(Data entries)
=== Begin Enclosure ===
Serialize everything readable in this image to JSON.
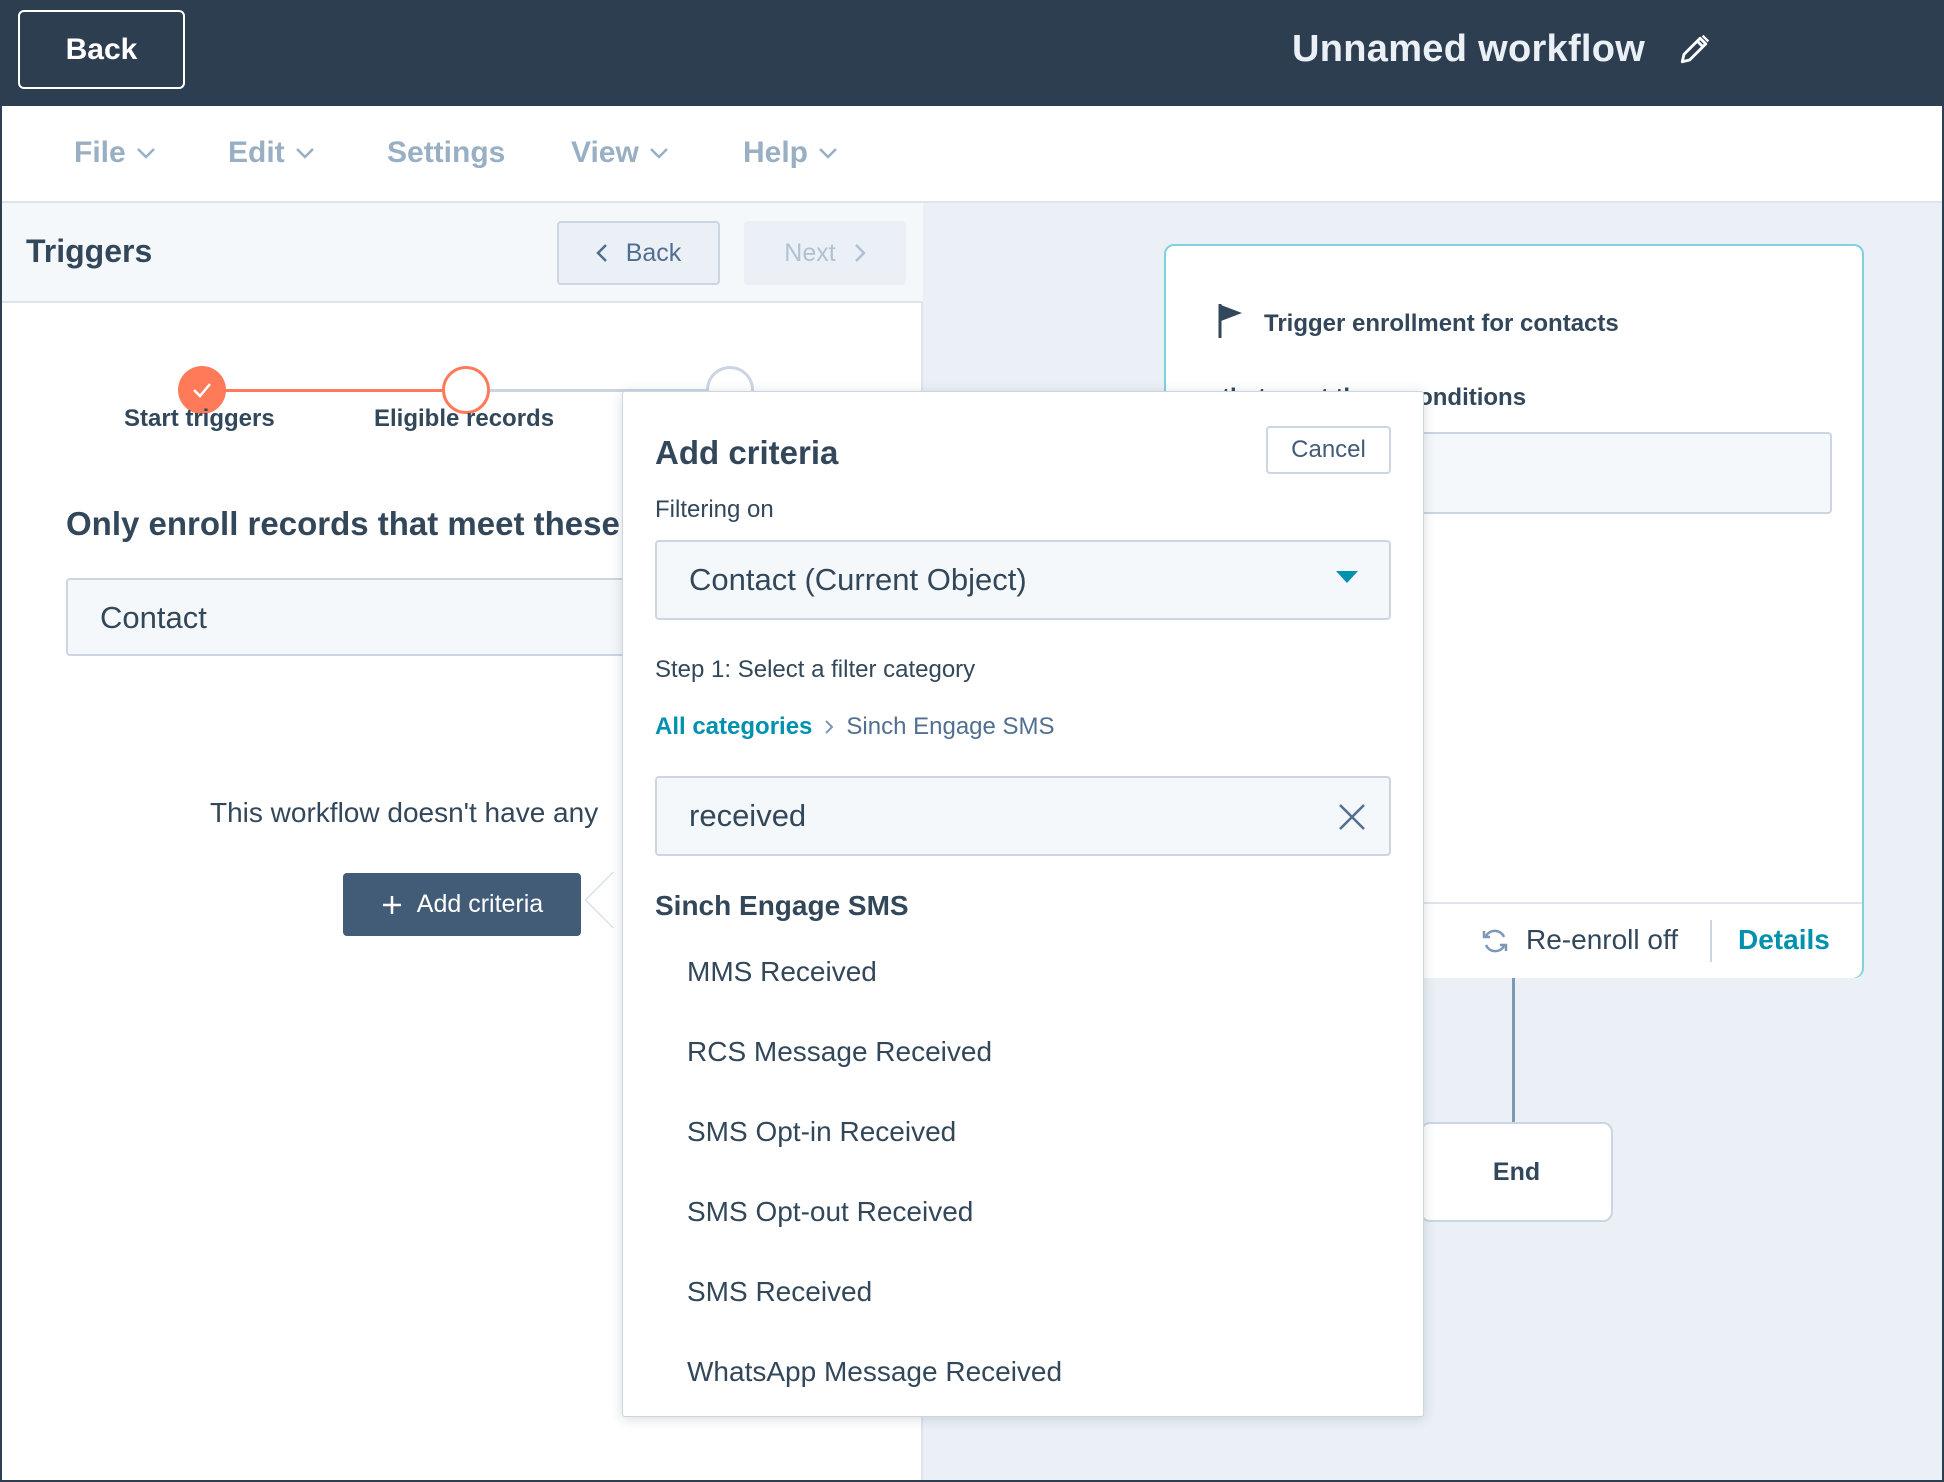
{
  "header": {
    "back_label": "Back",
    "workflow_title": "Unnamed workflow",
    "edit_icon": "pencil-icon"
  },
  "menu": {
    "items": [
      {
        "label": "File",
        "has_dropdown": true
      },
      {
        "label": "Edit",
        "has_dropdown": true
      },
      {
        "label": "Settings",
        "has_dropdown": false
      },
      {
        "label": "View",
        "has_dropdown": true
      },
      {
        "label": "Help",
        "has_dropdown": true
      }
    ]
  },
  "triggers_panel": {
    "title": "Triggers",
    "back_label": "Back",
    "next_label": "Next",
    "steps": [
      {
        "label": "Start triggers",
        "state": "complete"
      },
      {
        "label": "Eligible records",
        "state": "current"
      },
      {
        "label": "",
        "state": "upcoming"
      }
    ],
    "enroll_heading": "Only enroll records that meet these",
    "object_value": "Contact",
    "empty_text": "This workflow doesn't have any",
    "add_criteria_label": "Add criteria"
  },
  "trigger_card": {
    "title": "Trigger enrollment for contacts",
    "subtitle": "s that meet these conditions",
    "conditions_placeholder": "conditions",
    "reenroll_label": "Re-enroll off",
    "details_label": "Details"
  },
  "end_node": {
    "label": "End"
  },
  "add_criteria_popover": {
    "title": "Add criteria",
    "cancel_label": "Cancel",
    "filtering_on_label": "Filtering on",
    "object_selected": "Contact (Current Object)",
    "step_text": "Step 1: Select a filter category",
    "breadcrumb": {
      "root": "All categories",
      "current": "Sinch Engage SMS"
    },
    "search_value": "received",
    "group_label": "Sinch Engage SMS",
    "results": [
      "MMS Received",
      "RCS Message Received",
      "SMS Opt-in Received",
      "SMS Opt-out Received",
      "SMS Received",
      "WhatsApp Message Received"
    ]
  },
  "colors": {
    "header_bg": "#2d3e50",
    "accent_orange": "#ff7a59",
    "link_teal": "#0091ae",
    "primary_button": "#425b76",
    "canvas_bg": "#eaf0f6"
  }
}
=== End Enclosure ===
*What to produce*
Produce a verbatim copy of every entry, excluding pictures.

*Answer to this exercise*
Serialize everything readable in this image to JSON.
{
  "header": {
    "back_label": "Back",
    "workflow_title": "Unnamed workflow",
    "edit_icon": "pencil-icon"
  },
  "menu": {
    "items": [
      {
        "label": "File",
        "has_dropdown": true
      },
      {
        "label": "Edit",
        "has_dropdown": true
      },
      {
        "label": "Settings",
        "has_dropdown": false
      },
      {
        "label": "View",
        "has_dropdown": true
      },
      {
        "label": "Help",
        "has_dropdown": true
      }
    ]
  },
  "triggers_panel": {
    "title": "Triggers",
    "back_label": "Back",
    "next_label": "Next",
    "steps": [
      {
        "label": "Start triggers",
        "state": "complete"
      },
      {
        "label": "Eligible records",
        "state": "current"
      },
      {
        "label": "",
        "state": "upcoming"
      }
    ],
    "enroll_heading": "Only enroll records that meet these",
    "object_value": "Contact",
    "empty_text": "This workflow doesn't have any",
    "add_criteria_label": "Add criteria"
  },
  "trigger_card": {
    "title": "Trigger enrollment for contacts",
    "subtitle": "s that meet these conditions",
    "conditions_placeholder": "conditions",
    "reenroll_label": "Re-enroll off",
    "details_label": "Details"
  },
  "end_node": {
    "label": "End"
  },
  "add_criteria_popover": {
    "title": "Add criteria",
    "cancel_label": "Cancel",
    "filtering_on_label": "Filtering on",
    "object_selected": "Contact (Current Object)",
    "step_text": "Step 1: Select a filter category",
    "breadcrumb": {
      "root": "All categories",
      "current": "Sinch Engage SMS"
    },
    "search_value": "received",
    "group_label": "Sinch Engage SMS",
    "results": [
      "MMS Received",
      "RCS Message Received",
      "SMS Opt-in Received",
      "SMS Opt-out Received",
      "SMS Received",
      "WhatsApp Message Received"
    ]
  },
  "colors": {
    "header_bg": "#2d3e50",
    "accent_orange": "#ff7a59",
    "link_teal": "#0091ae",
    "primary_button": "#425b76",
    "canvas_bg": "#eaf0f6"
  }
}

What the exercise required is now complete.